Orginal Singer DAVE EVANS Campaigning To Have Sydney Recognized As Birthplace Of AC/DC
PERTH has the Bon Scott statue and Melbourne has AC/DC Lane.
Dave Evans, the original lead singer of AC/DC, who was dumped before the band hit the big time, is spearheading a campaign to have Sydney recognised as the birthplace of the rock'n'roll group.
As with Pete Best, the drummer booted from the Beatles weeks before their first single hit the charts, Evans was sacked by brothers Malcolm and Angus Young after a year and replaced by Bon Scott, who took AC/DC to fame and fortune.
Evans joined the Newcastle glam-rock band Rabbit and now lives in Texas, where he performs under the moniker The King of All Badasses.
This week Evans was in Sydney, petitioning City of Sydney Council to place plaques at four AC/DC landmarks, including a rehearsal space on the corner of Erskineville Road and Wilson Street in Newtown, where the original line-up of band first met - after Evans answered an ad placed by Malcolm Young in the Herald, calling for a lead singer.
Other sites include the now-defunct Chequers Nightclub on Goulburn Street, where they performed their first gig on New Year's Eve, 1973; Victoria Park pool, where the group first performed in costume, including Angus's first turn in his now-famous school uniform; and the old EMI 301 studios, where they recorded their first and only single with Evans, Can I Sit Next To You Girl.
"I have nothing against Melbourne but when I heard about AC/DC Lane, I thought, 'Why?"' Evans said. "There is this huge misconception that the band got together in Melbourne."
At the first concert at Chequers, the band played half a set of Chuck Berry and Rolling Stones covers, and half a set of "songs we made up on the spot".
By October Evans had left, and the group was reinvented with Scott as their frontman.
Evans hasn't spoken to "the Young boys" since the mid-70s and is hopeful they will support his bid for the plaques.
He rejects claims made by the author Clinton Walker in the AC/DC "bible" Highway To Hell: The Life And Times Of AC/DC Legend Bon Scott, which described Angus Young throwing Evans off stage for embarrassing drunken antics - "no one throws me off a stage" - and says he holds no grudges against his former bandmates.

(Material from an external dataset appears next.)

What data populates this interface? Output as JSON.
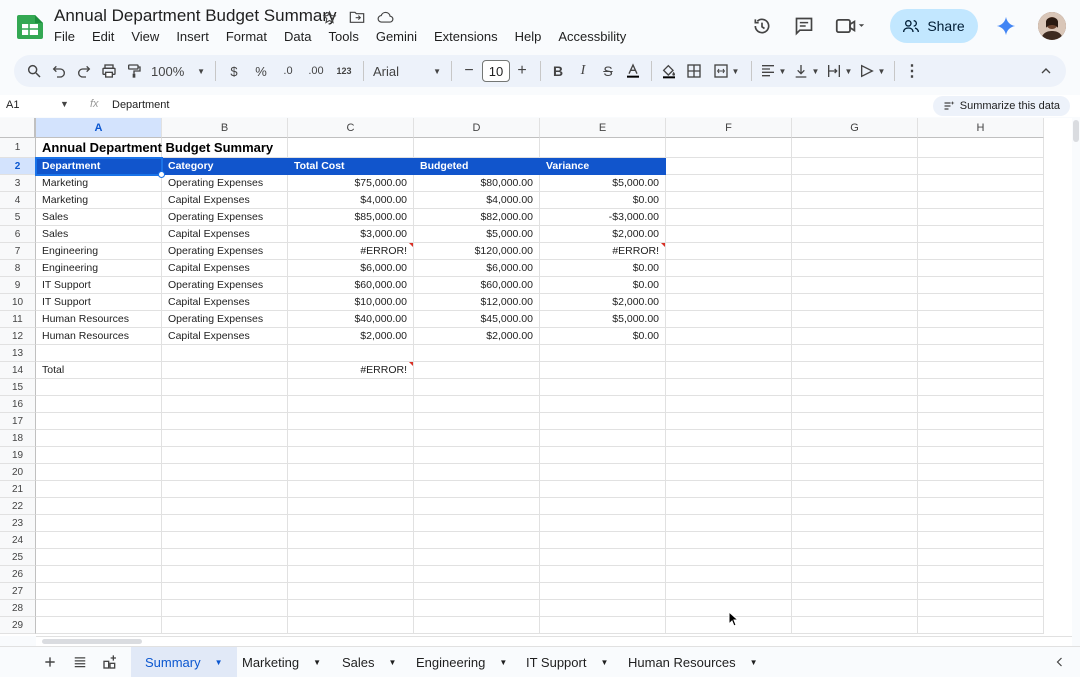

"I am lucky to be part of such a wonderful history … I have had a wonderful career of 30 years and I am still rocking hard."
Evans performs tonight at the Gaelic Club with his band, the Apprentices.